When it comes to family divorce law, most people fail to understand the intricacies and protections the law provides. Part of the reason might be because everyone seemingly has a story about a friend or acquaintance who ended up with a raw deal during a divorce. However, the court usually handles the distribution of wealth and child custody in a way that is legally fair.
If you’re in the process of a divorce, or in the beginning stages of deciding whether or not to file, it’s important to understand how the laws work. Keep reading for some details you need to know.
The Distribution of Assets under Family Law
When the time comes to split family property, the law usually has a prescribed methodology for the division. However, there can be leeway depending on the level of acrimony in the divorce proceedings. Some couples find it easy to agree on the division of money, property, and assets. On the other hand, many couples prefer the court to handle the split entirely.
During this exercise, the one area frequently overlooked is the differences between separate and marital property. While the specifics vary from state to state, separate property generally includes any goods or items owned by either spouse before marriage, inheritance, third-party gifts, and payments received from personal injury judgments.
If you have assets or property that fall into this category, they may not need to be included in the divorce. Where things can get tricky is if you’ve co-mingled those assets with marital property. For example, if you’ve received an inheritance upon the death of your mother, and you deposit it into a joint account, then it could be considered marital property.

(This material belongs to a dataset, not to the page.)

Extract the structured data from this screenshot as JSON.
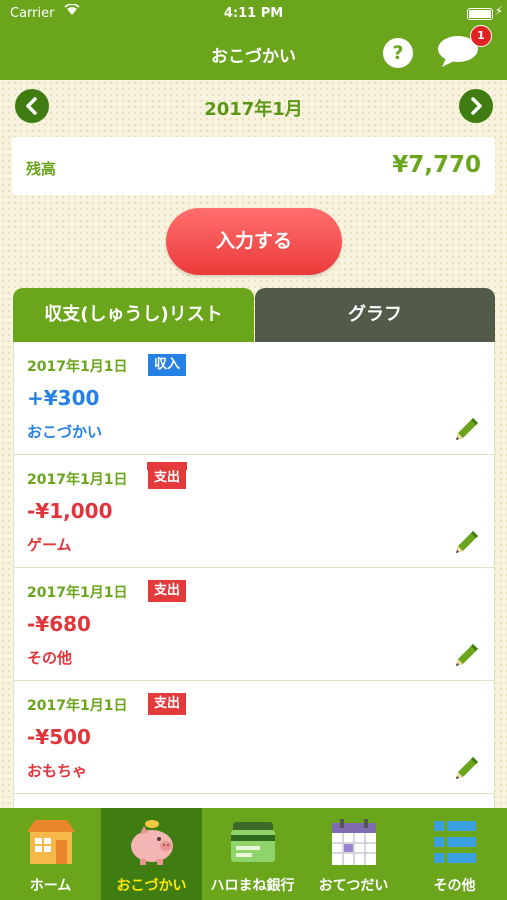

Family Divorce Law and Child Custody
Contrary to popular belief, the law doesn’t favor one parent over another. There is no legal precedent for favoring a mother over a father or vice versa. Rather, the court focuses on what is going to be in the child’s best interest.
There are a number of factors to consider when understanding what the term “best interest” means. First and foremost is the health and wellbeing of the child. If one parent has documented substance abuse issues or other instability, it’s unlikely the court will grant them sole (or even joint) custody.

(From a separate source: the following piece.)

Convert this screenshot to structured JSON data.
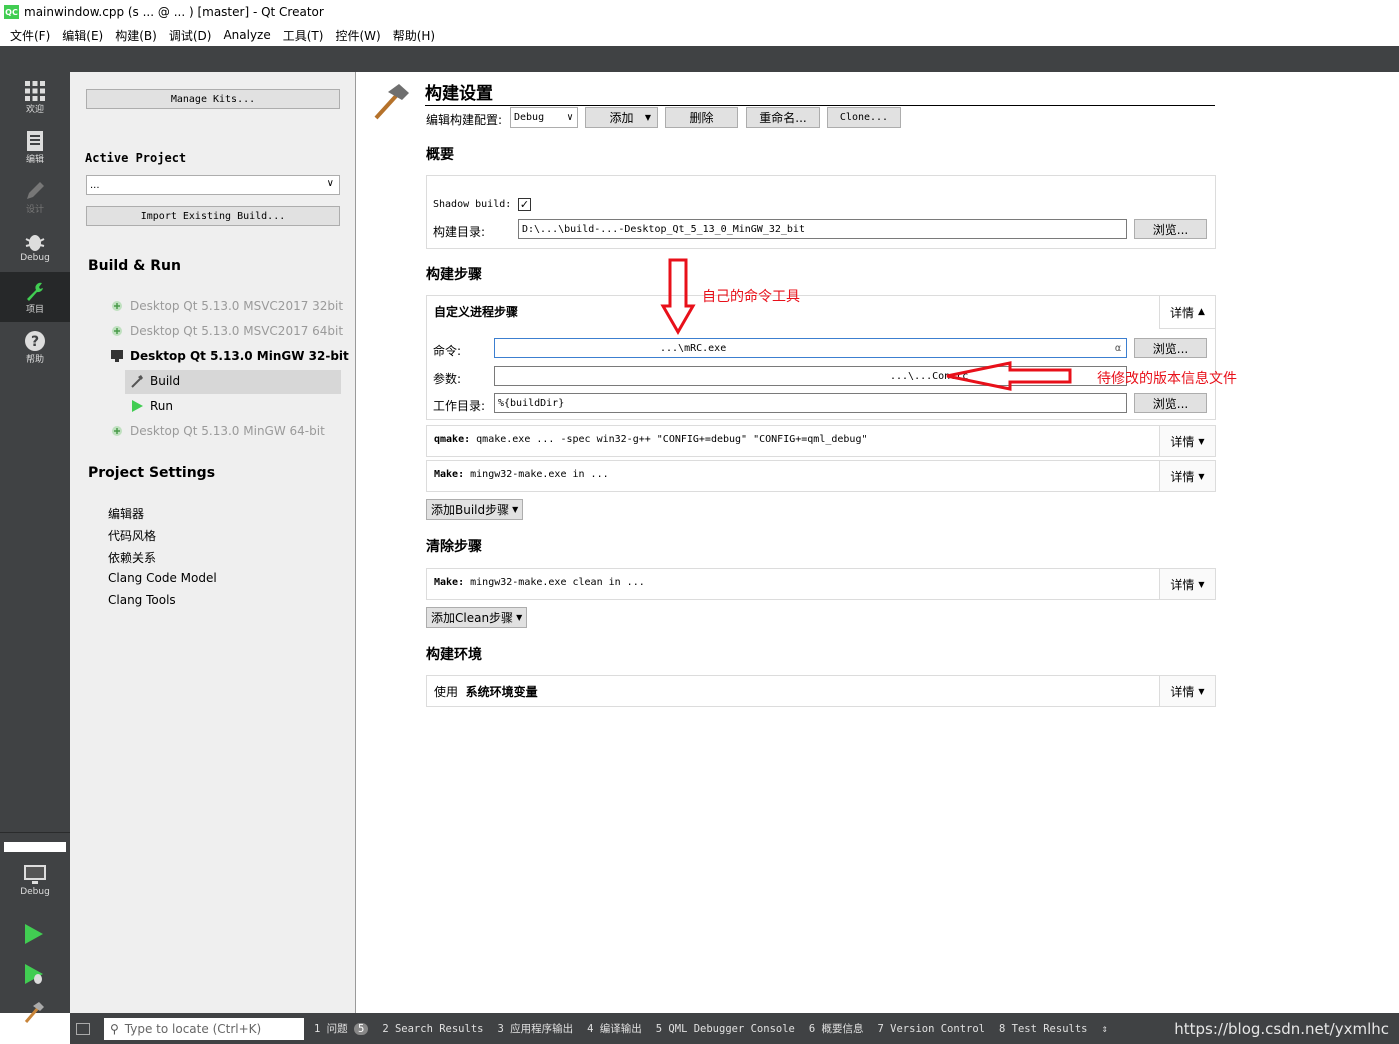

If you are interested in individual or primary custody of your child, then you’ll need to prove to the court the other parent is a danger. It’s also worth noting child custody orders are subject to change. The other party can petition for modification of the decree in the event their circumstances have changed significantly.

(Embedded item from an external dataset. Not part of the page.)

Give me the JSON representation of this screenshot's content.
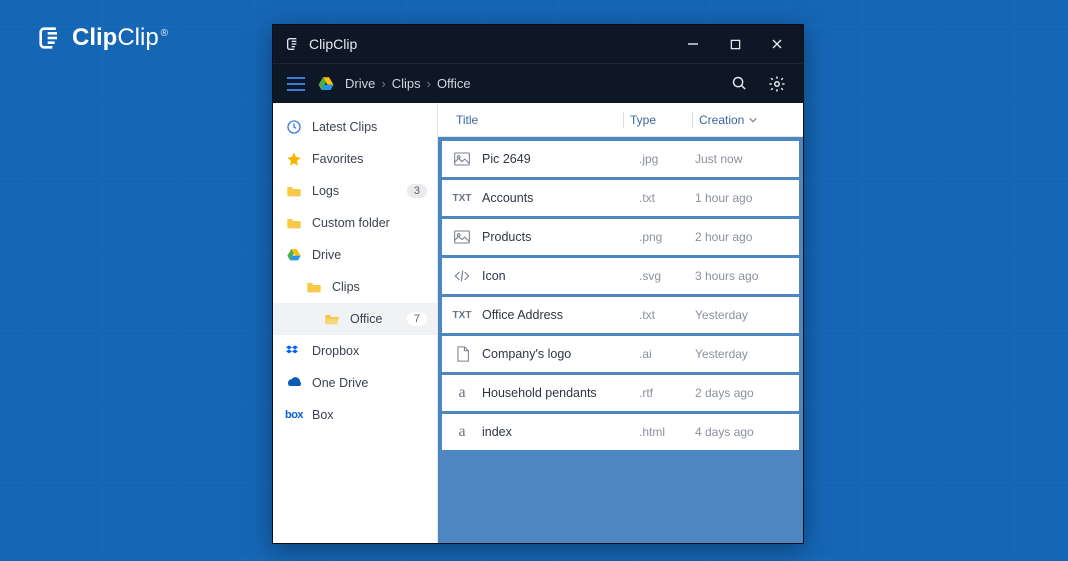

Ready to Take the Next Step?
Need help getting more information about family divorce law? Call (770) 475-2521 for a free consultation.